LONDON (Reuters) - British scientists say they have developed a lab test that can accurately distinguish prostate cancer from healthy tissue and other prostate conditions — a finding that may in future help men avoid unnecessary treatment.
Researchers at a genetics and diagnostics firm Oxford Gene Technology (OGT) say the set of biological signals, or biomarkers, they have identified was able to distinguish healthy tissue and benign prostate disease from prostate cancer with 90 percent accuracy in initial laboratory sample tests.
A full test for use in doctors’ clinics is likely to be at least five years off, they said, but their pilot study testing around 130 samples showed encouraging results in a disease area where more accurate diagnostic tests are sorely needed.
Prostate cancer killed an estimated 258,000 people in 2008 and is the second most common cause of cancer death in men in the United States.
The most effective screening tests currently available are based on a single biomarker called prostate specific antigen (PSA). But PSA testing is problematic because it has low specificity, which generates high false positive rates and leads to unnecessary surgical and radiotherapy treatment.
A U.S. study published last year found that routine PSA prostate screening has resulted in more than one million American men being diagnosed with tumors who might otherwise have suffered no ill effects from them.
“There is a real need for a test that is very sensitive, i.e. something that will pick up prostate cancer — but also something very specific i.e. that it won’t get confused by other diseases or conditions that men in that age group may suffer from,” John Anson, vice president of biomarker discovery at OGT, said in a telephone interview.
“Our pilot test was encouraging because we were able to discriminate between samples from those who were known to have prostate cancer, the benign prostate conditions and the healthy ones, with levels of accuracy and specificity that were much better than the conventional clinical test.”
Anson, who presented his findings at a conference on cancer diagnostics in the United States on Tuesday, said the test was designed to detect so-called autoantibodies — antibodies produced by the immune system to attack the body’s own proteins.
Although they are more commonly linked to autoimmune diseases such as lupus or Type 1 diabetes, the immune system also produces autoantibodies in response to other diseases, including cancer, because of changes that occur in proteins during the course of the disease.
“Our screening test...is looking at the prevalence of these autoantibodies as early indicators of disease,” Anson said.
He said this not only suggested the test could work as a very early warning system for prostate cancer, but could also have potential as an early test for other forms of cancer too.
The researchers said they were now using testing their findings on 1,700 samples taken from prostate cancer patients, people with no cancer, patients with other cancers and patients with other prostate diseases.
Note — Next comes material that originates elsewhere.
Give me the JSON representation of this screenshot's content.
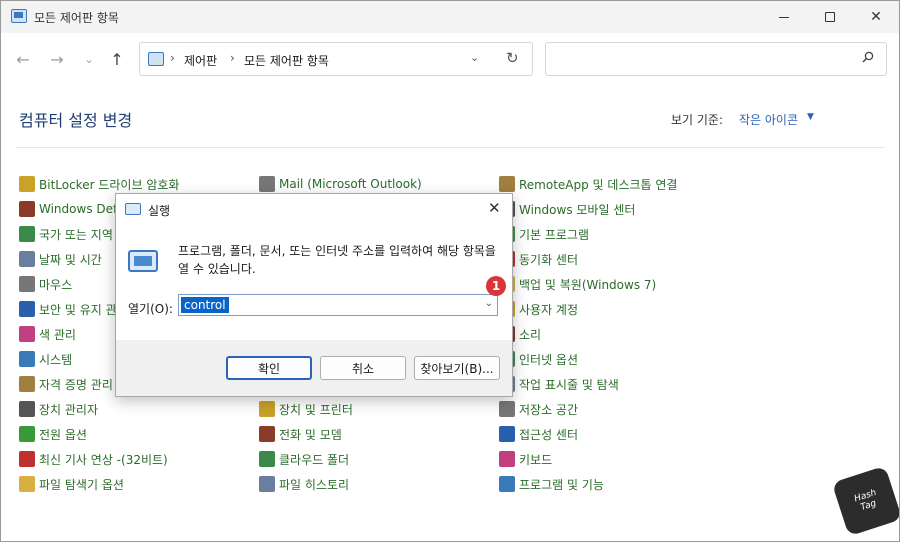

They are also doing tests on bowel cancer and a type of cancer called non-small cell lung cancer.
Editing by Noah Barkin